“As such all the vehicles and locomotives are as near as possible to the style of and age of its original operation.
“Excepting one emergency diesel all locomotives and rolling stock is of an age which could have been seen on the Middy although little if any of the actual vehicles have survived.”
The costs involved in running full-size trains, even over a short distance, are significant (there are large water and coal bills associated with steam engines for obvious reasons), so it helps that the only member of paid staff is a part-time cleaner – everyone else gives their time freely.
Mr Reeve said: “The survival of the museum depends on a core of volunteers, enthusiasts and supporters who carry all the functions and business of the MSLR acting unpaid.
“We do not receive regular funding from any local or national government or councils, however we have been reasonably successful since being voted Suffolk Museum of the Year for 2014 in attracting grants for both specific projects and general funds.”
Income also arrives in the form of ticket sales and support from the associated Middy Trading Company, which runs the museum’s refreshment room, shop and real ale bar The Kitchener Arms.
Long term the railway hopes to one day extend its running line a short distance in order to give passengers a longer ride but during this year the focus is on its big set piece operating days.
In Ipswich one of the most recognisable buildings in the town is Christchurch Mansion, part of the wider Colchester and Ipswich Museum Service.
Staff at the mansion are aiming this year to draw in more young people early in life, knowing a good experience will bring them back as they get older.
“It starts for us with our school visits because it’s about getting people into the museums when they’re young, having a really good experience at a young age we know brings them back,” said Jayne Austin, the Ipswich museums manager. “That’s really important.
“The development of the Egyptian gallery a few years ago increased the number of school visits and again that helps sustain that and boost the income.
“Our evening events programme for next year is another income source but it’s all reaching an additional audience.”

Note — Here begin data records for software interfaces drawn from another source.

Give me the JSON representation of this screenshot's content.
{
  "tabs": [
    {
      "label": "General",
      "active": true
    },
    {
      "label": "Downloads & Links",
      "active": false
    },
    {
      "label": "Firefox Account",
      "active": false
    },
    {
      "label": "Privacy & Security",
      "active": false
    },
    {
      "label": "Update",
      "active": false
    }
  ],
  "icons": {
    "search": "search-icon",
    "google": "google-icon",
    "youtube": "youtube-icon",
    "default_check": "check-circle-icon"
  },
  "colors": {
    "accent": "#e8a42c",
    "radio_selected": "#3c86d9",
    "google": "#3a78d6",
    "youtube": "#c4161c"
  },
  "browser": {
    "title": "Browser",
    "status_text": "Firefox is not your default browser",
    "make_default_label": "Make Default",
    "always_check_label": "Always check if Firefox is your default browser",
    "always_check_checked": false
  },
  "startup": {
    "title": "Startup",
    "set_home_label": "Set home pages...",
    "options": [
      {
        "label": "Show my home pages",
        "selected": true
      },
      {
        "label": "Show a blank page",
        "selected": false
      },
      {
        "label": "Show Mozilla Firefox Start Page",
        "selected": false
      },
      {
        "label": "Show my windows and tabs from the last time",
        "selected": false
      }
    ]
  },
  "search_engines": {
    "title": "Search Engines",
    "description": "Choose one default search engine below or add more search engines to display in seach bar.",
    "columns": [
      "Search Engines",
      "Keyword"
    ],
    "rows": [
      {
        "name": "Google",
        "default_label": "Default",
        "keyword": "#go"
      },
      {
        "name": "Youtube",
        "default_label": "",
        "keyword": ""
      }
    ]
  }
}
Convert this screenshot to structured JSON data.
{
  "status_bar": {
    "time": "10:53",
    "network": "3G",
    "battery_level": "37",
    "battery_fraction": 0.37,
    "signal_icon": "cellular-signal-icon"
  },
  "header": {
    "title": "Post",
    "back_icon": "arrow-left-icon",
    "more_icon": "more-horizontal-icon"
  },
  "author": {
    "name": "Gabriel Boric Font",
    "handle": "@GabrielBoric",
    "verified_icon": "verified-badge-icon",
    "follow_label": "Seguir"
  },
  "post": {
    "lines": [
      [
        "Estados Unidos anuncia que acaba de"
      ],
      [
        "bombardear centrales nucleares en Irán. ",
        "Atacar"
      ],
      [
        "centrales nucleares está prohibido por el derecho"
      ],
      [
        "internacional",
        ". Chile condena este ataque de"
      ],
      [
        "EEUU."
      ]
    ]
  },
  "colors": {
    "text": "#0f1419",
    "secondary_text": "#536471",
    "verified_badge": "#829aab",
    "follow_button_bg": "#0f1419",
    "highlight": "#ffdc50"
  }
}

But it is not just about organised school visits – specialist events, perhaps not directly linked with the mansion’s collections but using its impressive spaces, are also being run with younger attendees in mind.
Mrs Austin said: “We are developing and expanding the range of events we do and it’s about ensuring those events are reaching a range of different audiences.”
Izzy Keith, the mansion’s collections and learning curator, added: “For the events, what’s really important that we’re trying this year is we’re providing a more diverse range of events in comparison to other years.
“What we’re trying to tell the people of Ipswich is if you haven’t been to the museum in years this is a space for you that you can come to and do fun things. You don’t just have to come and look at the displays.”
The mansion’s high standing amongst other museums means it can offer access to world famous collections, from spectacular Constable paintings (it has the largest collection of his oil paintings outside London and hosted his renowned Salisbury Cathedral from the Meadows last year) to sometimes grisly artefacts.
“There was a missionary from the area who built up a collection up but, alas, got eaten, and we have the fork he possibly was eaten with. It’s a great story, people love grisly stories,” said Carole Jones, Ipswich Borough Councils development portfolio holder, who’s remit includes the town’s museums.
Talking about this year’s plans for Christchurch Mansion Mrs Austin said: “We have quite an exciting exhibitions programme planned for the Ipswich Arts School Gallery for next year.
“And the mansion is being refurbished this year which means we’ll have many upgrades and improvements which will enable us to do a lot more. The whole world is here really.”